Breaking down the merchant onboarding process
Onboarding new merchants is vital for payments businesses to maintain continued growth and success, whether they’re an acquirer, ISO, ISV or payments facilitator.
However, the traditional merchant onboarding process is slow, frustrating and inefficient, making it harder for payments firms to successfully onboard the new customers they need to support their growth.
The global card payments sector continues to develop and grow. Datam research indicates the total value of card payments will be around £14 trillion by 2022* – and that’s just for Visa, MasterCard and AmEx. COVID-19 has played its part to accelerate the switch away from cash, but consumers are increasingly more attracted to digital payments and ecommerce channels so this trend will no doubt continue.
While changing trends in consumer habits and increased technology adoption have created opportunities for tech-driven payments firms, they’ve also given rise to greater risk as online fraud becomes more sophisticated and cyber-attacks increase.
Many payments firms have made some efforts to speed up getting new merchants signed up and taking payments quickly through better onboarding.
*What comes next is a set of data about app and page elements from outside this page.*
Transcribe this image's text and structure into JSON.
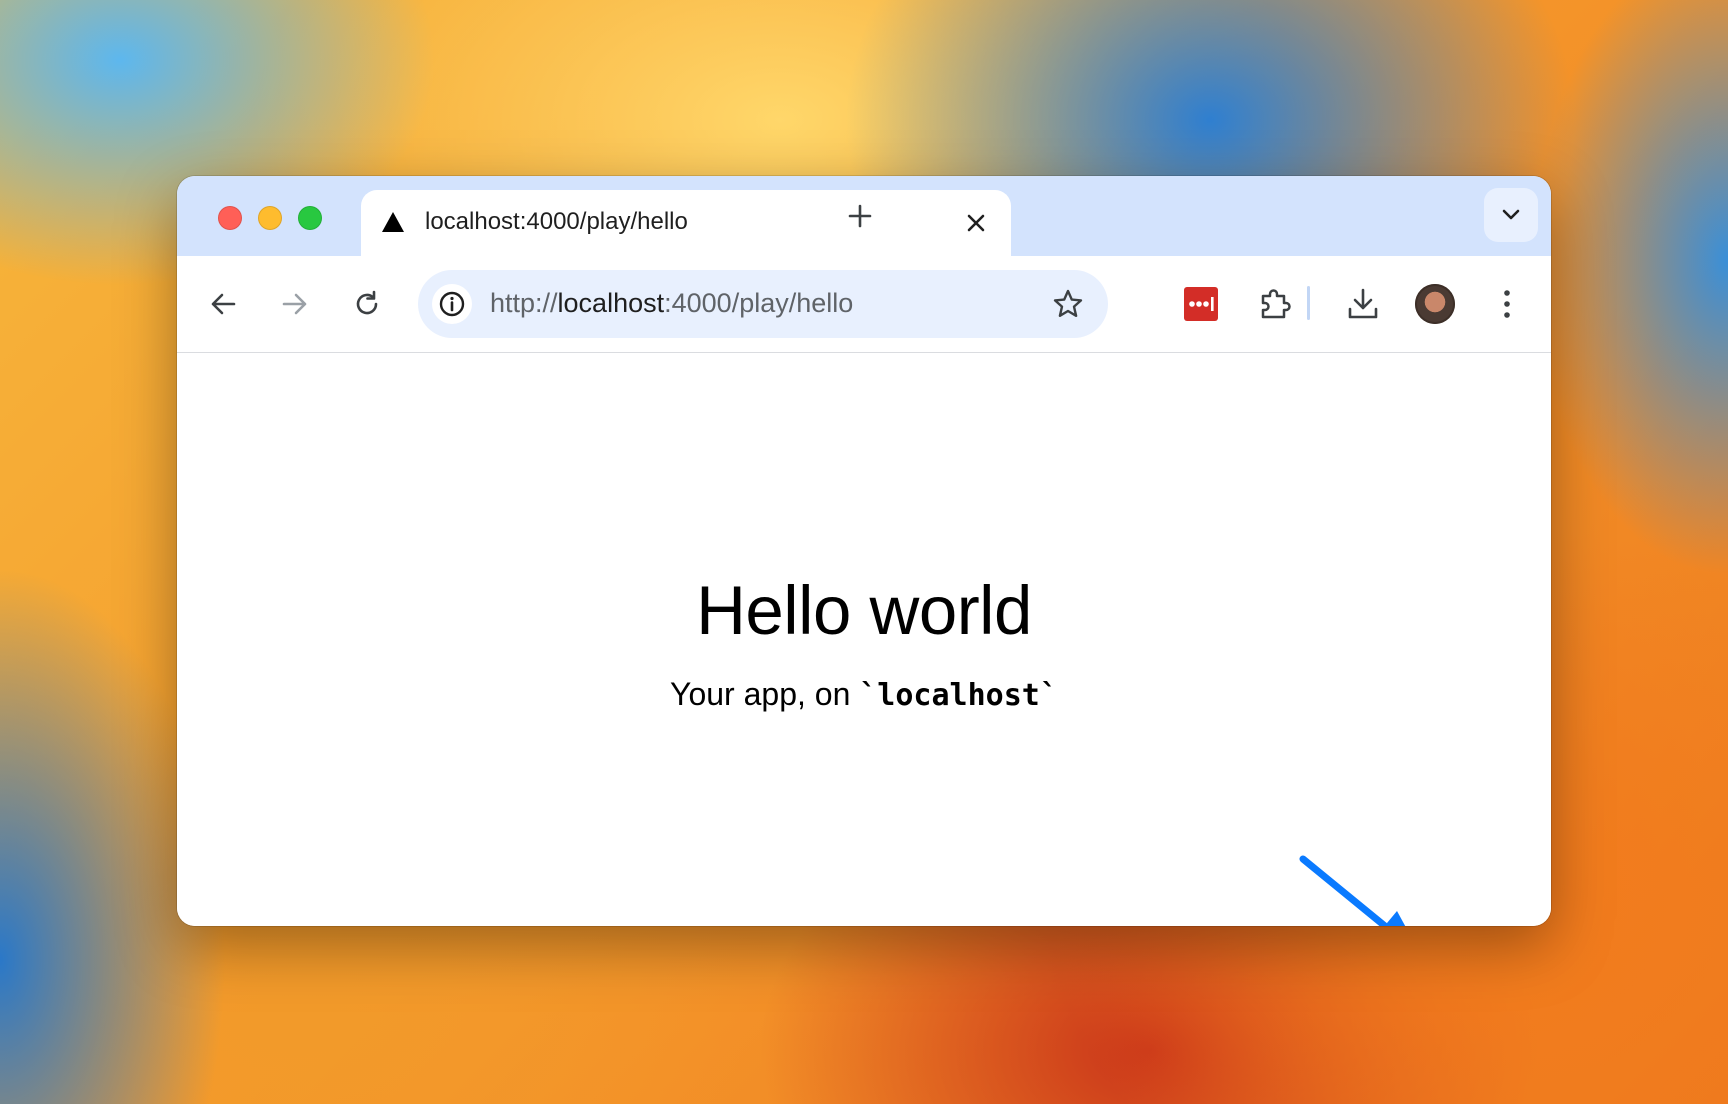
{
  "browser": {
    "tab": {
      "title": "localhost:4000/play/hello",
      "favicon": "triangle-icon"
    },
    "address_bar": {
      "scheme": "http://",
      "host": "localhost",
      "rest": ":4000/play/hello"
    },
    "toolbar_icons": [
      "back-icon",
      "forward-icon",
      "reload-icon",
      "site-info-icon",
      "bookmark-star-icon",
      "lastpass-icon",
      "extensions-icon",
      "downloads-icon",
      "profile-avatar",
      "menu-kebab-icon"
    ]
  },
  "page": {
    "heading": "Hello world",
    "subtitle_prefix": "Your app, on ",
    "subtitle_code": "`localhost`"
  },
  "colors": {
    "tabstrip": "#d3e3fd",
    "omnibox": "#e8f0fe",
    "lastpass_red": "#d32d27",
    "arrow_blue": "#0a7aff"
  }
}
But they must balance it against the need to improve risk assessment, monitoring and management.
As with many things in life, technology holds the key.
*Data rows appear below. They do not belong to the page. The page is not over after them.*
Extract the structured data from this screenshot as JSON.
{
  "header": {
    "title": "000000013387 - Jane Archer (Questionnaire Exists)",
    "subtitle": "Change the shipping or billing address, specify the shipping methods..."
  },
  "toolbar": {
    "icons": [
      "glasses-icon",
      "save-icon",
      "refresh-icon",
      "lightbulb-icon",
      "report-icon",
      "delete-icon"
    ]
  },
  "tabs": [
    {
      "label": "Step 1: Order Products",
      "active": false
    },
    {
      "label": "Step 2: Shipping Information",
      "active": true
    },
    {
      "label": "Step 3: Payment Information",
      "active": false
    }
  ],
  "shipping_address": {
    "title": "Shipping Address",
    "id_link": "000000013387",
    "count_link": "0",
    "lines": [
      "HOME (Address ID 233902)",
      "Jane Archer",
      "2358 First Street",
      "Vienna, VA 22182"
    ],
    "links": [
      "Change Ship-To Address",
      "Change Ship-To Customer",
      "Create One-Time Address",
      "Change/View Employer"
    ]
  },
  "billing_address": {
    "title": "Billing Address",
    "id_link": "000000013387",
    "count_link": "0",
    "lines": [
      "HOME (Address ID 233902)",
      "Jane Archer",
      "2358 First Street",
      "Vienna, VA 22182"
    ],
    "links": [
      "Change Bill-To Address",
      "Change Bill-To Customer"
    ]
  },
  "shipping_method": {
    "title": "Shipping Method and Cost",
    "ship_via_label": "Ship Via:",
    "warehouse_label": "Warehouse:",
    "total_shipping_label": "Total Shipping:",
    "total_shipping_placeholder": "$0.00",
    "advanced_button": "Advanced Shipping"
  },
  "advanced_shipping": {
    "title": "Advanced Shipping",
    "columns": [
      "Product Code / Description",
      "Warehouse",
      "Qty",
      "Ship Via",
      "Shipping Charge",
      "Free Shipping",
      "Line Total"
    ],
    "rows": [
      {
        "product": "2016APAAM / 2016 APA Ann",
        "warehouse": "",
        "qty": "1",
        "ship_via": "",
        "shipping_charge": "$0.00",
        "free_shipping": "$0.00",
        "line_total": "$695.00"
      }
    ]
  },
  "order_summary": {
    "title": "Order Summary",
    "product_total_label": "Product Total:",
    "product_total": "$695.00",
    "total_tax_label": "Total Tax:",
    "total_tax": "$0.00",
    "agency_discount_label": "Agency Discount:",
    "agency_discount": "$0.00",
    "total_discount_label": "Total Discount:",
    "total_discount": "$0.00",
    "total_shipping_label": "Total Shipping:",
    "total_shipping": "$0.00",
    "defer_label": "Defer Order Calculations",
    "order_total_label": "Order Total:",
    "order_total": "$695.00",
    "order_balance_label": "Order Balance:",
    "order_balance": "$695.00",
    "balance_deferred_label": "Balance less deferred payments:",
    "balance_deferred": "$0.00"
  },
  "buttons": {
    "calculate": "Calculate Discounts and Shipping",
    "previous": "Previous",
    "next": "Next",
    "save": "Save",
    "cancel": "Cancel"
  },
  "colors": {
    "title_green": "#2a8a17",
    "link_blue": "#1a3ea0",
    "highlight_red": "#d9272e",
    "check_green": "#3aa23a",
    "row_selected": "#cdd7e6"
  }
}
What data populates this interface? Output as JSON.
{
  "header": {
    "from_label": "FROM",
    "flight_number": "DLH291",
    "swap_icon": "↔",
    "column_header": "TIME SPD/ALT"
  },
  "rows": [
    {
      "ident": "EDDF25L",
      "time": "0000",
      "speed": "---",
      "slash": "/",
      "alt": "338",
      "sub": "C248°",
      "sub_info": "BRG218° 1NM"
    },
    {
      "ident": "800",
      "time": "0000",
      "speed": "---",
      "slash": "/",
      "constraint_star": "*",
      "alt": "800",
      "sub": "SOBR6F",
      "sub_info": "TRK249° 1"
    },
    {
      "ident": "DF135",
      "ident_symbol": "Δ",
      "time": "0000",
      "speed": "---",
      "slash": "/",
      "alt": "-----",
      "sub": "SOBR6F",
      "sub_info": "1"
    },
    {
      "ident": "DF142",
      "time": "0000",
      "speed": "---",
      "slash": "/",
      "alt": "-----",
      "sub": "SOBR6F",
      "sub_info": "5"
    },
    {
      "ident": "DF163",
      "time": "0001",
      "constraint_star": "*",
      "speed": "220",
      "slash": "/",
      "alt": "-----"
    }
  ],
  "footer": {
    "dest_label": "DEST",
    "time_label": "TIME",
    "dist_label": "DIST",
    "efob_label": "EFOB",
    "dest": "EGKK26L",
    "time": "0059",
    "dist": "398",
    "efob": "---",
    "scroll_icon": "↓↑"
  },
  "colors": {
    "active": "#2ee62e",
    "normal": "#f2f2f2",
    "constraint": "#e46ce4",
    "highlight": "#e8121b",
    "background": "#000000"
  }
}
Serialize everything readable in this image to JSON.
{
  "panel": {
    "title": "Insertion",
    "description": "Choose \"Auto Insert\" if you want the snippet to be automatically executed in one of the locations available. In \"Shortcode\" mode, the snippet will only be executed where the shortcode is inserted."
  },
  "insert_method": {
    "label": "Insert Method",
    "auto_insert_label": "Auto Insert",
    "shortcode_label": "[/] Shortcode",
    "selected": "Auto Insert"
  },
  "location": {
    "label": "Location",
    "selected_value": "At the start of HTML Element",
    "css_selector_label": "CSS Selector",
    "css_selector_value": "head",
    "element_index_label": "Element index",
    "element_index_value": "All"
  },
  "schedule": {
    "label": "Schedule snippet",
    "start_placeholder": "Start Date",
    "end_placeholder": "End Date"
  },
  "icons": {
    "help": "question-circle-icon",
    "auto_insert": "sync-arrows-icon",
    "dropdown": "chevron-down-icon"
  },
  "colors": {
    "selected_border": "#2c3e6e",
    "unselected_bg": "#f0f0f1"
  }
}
Automated merchant onboarding can help accelerate the process while eliminating traditional, manual, paper-based processes that are inefficient, time-consuming and prone to failure due to complex systems and data entry errors. Automation can make it quicker and easier for payment providers to validate data, reduce input errors, and manage compliance, risk and underwriting to keep everyone involved safe and compliant.
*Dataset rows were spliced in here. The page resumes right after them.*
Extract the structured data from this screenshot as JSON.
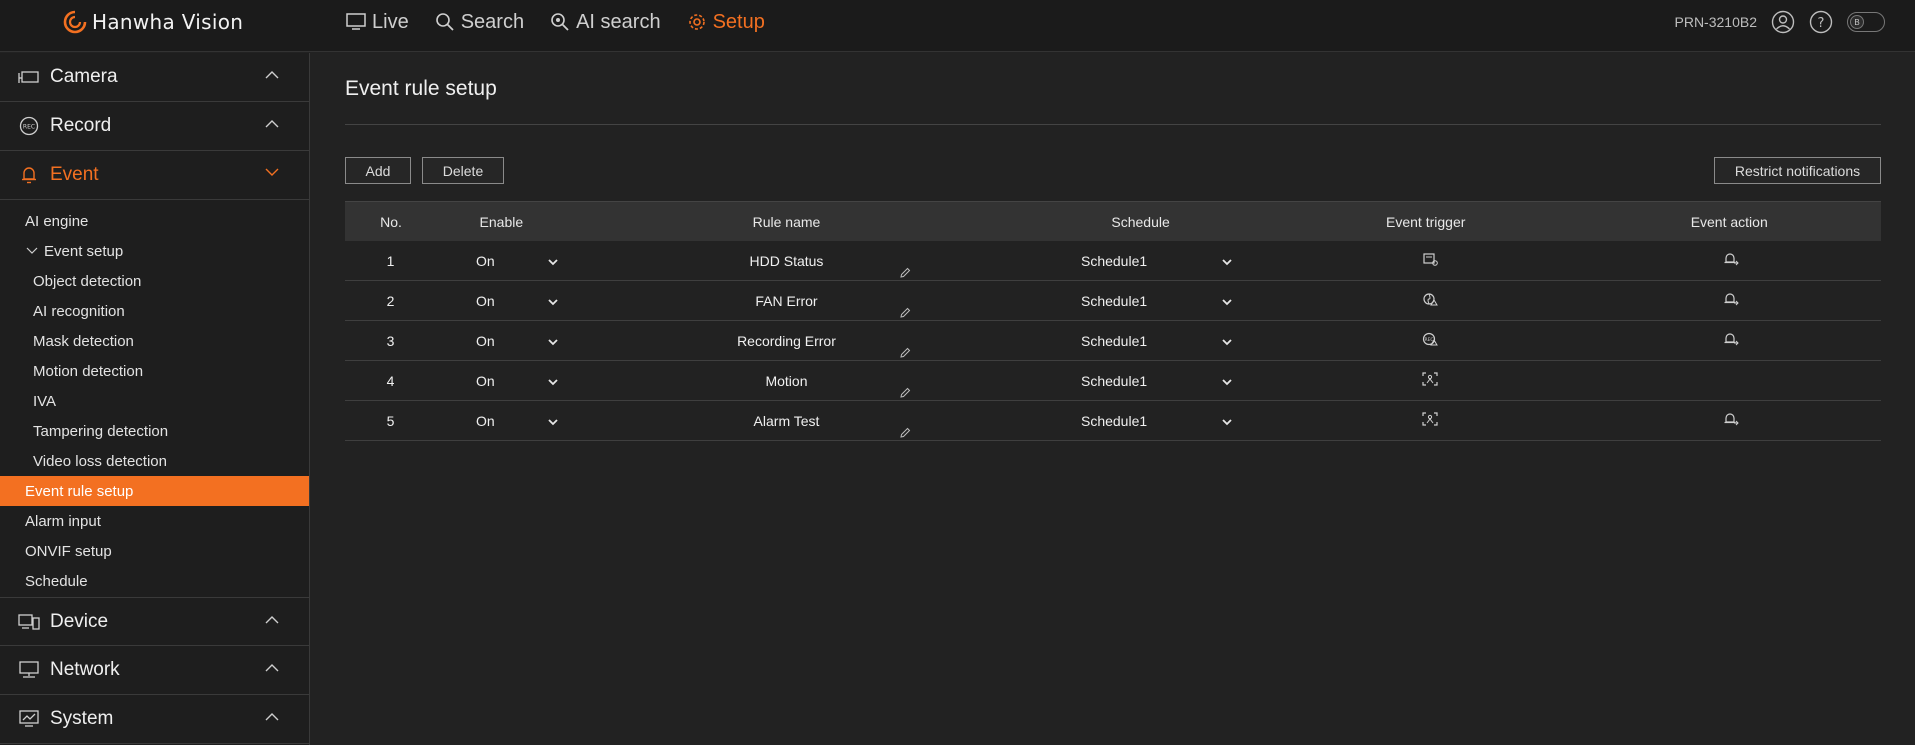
{
  "app": {
    "logo_text": "Hanwha Vision",
    "model": "PRN-3210B2",
    "toggle_label": "B"
  },
  "colors": {
    "accent": "#f37021",
    "bg": "#222222",
    "header_row": "#333333"
  },
  "nav": [
    {
      "label": "Live",
      "icon": "monitor-icon"
    },
    {
      "label": "Search",
      "icon": "search-icon"
    },
    {
      "label": "AI search",
      "icon": "ai-search-icon"
    },
    {
      "label": "Setup",
      "icon": "gear-icon",
      "active": true
    }
  ],
  "sidebar": {
    "camera": "Camera",
    "record": "Record",
    "event": "Event",
    "event_items": {
      "ai_engine": "AI engine",
      "event_setup": "Event setup",
      "object_detection": "Object detection",
      "ai_recognition": "AI recognition",
      "mask_detection": "Mask detection",
      "motion_detection": "Motion detection",
      "iva": "IVA",
      "tampering_detection": "Tampering detection",
      "video_loss_detection": "Video loss detection",
      "event_rule_setup": "Event rule setup",
      "alarm_input": "Alarm input",
      "onvif_setup": "ONVIF setup",
      "schedule": "Schedule"
    },
    "device": "Device",
    "network": "Network",
    "system": "System"
  },
  "main": {
    "title": "Event rule setup",
    "add": "Add",
    "delete": "Delete",
    "restrict": "Restrict notifications",
    "headers": {
      "no": "No.",
      "enable": "Enable",
      "rule_name": "Rule name",
      "schedule": "Schedule",
      "event_trigger": "Event trigger",
      "event_action": "Event action"
    },
    "rows": [
      {
        "no": "1",
        "enable": "On",
        "name": "HDD Status",
        "schedule": "Schedule1",
        "trigger_icon": "hdd-icon",
        "action_icon": "bell-action-icon"
      },
      {
        "no": "2",
        "enable": "On",
        "name": "FAN Error",
        "schedule": "Schedule1",
        "trigger_icon": "fan-error-icon",
        "action_icon": "bell-action-icon"
      },
      {
        "no": "3",
        "enable": "On",
        "name": "Recording Error",
        "schedule": "Schedule1",
        "trigger_icon": "rec-error-icon",
        "action_icon": "bell-action-icon"
      },
      {
        "no": "4",
        "enable": "On",
        "name": "Motion",
        "schedule": "Schedule1",
        "trigger_icon": "motion-icon",
        "action_icon": ""
      },
      {
        "no": "5",
        "enable": "On",
        "name": "Alarm Test",
        "schedule": "Schedule1",
        "trigger_icon": "motion-icon",
        "action_icon": "bell-action-icon"
      }
    ]
  }
}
What does the merchant onboarding process look like?
While individual payments providers have slight differences or variations in the way they onboard new merchants, the merchant onboarding process, in general, includes the following steps:
Once the merchant has passed through each stage, and the acquirer approves their application, it will issue a merchant ID. This must be configured into the preferred terminal provider, payment gateway, logistics provider and possibly even a hardware finance company.
The ISO, ISV or payment company will then provide the new merchant with the hardware and technology they need to start taking payments.
As mentioned above, traditional merchant onboarding is a time-consuming process involving multiple systems from different service providers, with manual data entry, possibly even paper-based systems and – usually – a long wait for underwriting approval.
Acquirers must perform rigorous verification procedures to meet their regulatory and risk requirements. So, they require a significant amount of information from merchants.
This makes the resulting process a long, drawn-out affair that’s fraught with difficulty and frustration. A significant challenge for merchant acquirers is the sheer amount of manual work the traditional onboarding process involves. The same data often needs inputting multiple times, and the process is also vulnerable to human error and fraud, which can slow it down even further.
Manual work is also highly inefficient and can add substantial unnecessary costs to the process. And the problem is even more complex for ISOs and ISVs representing multiple acquirers, forcing them to use an even larger number of systems to successfully win new business and earn their commission.
Why automation is key in merchant onboarding
Technology has evolved rapidly in recent years, which, when coupled with innovative thinking, creates an opportunity to automate merchant onboarding. Systems have been developed to help acquirers streamline the merchant application process, but the merchant journey is much more than this, covering merchant profiling, complex pricing models and quotation systems, a wide range of sensitive personal information and multiple service providers to fulfil merchants’ requirements.
Automation is key to giving merchants and sales and operations teams in the payments value chain an excellent new sales experience. But it must be more than just acquirer ‘on-boarding’.
It needs to cover the entire merchant journey, including:
Then, there’s coordinating the wider payments value chain to consider, which can include an independent gateway, terminal hardware and software systems, finance companies, logistics and help desk services. And it should avoid forcing ISOs to use different systems depending on which acquirer they want to introduce to the merchant.
While some acquirers have built systems to speed up on-boarding processes, they have limited capability when it comes to orchestrating the wider payments value chain.
They are also designed to meet their individual requirements and do not fulfil the ISOs requirements to have one system they can use for all their acquirer partners.
This is why we created Datam – to automate each stage of the merchant journey, orchestrate the entire value chain into one seamless experience and drive operational efficiency and compliance into every business the merchant needs to work with.
The Datam platform is also independent of the acquirers and other service providers so can be configured for ISOs to use with multiple acquirers and value chain partners.
To find out why Datam is much more than automation and on-boarding, click here to arrange a demo and we’ll tell you all about our unique ‘Lead to Live in Five’ approach to selling card processing services.
* Source – 2020 Visa, MasterCard and American Express annual reports (Q1 2021) / IMF growth forecasts 2020/2022 report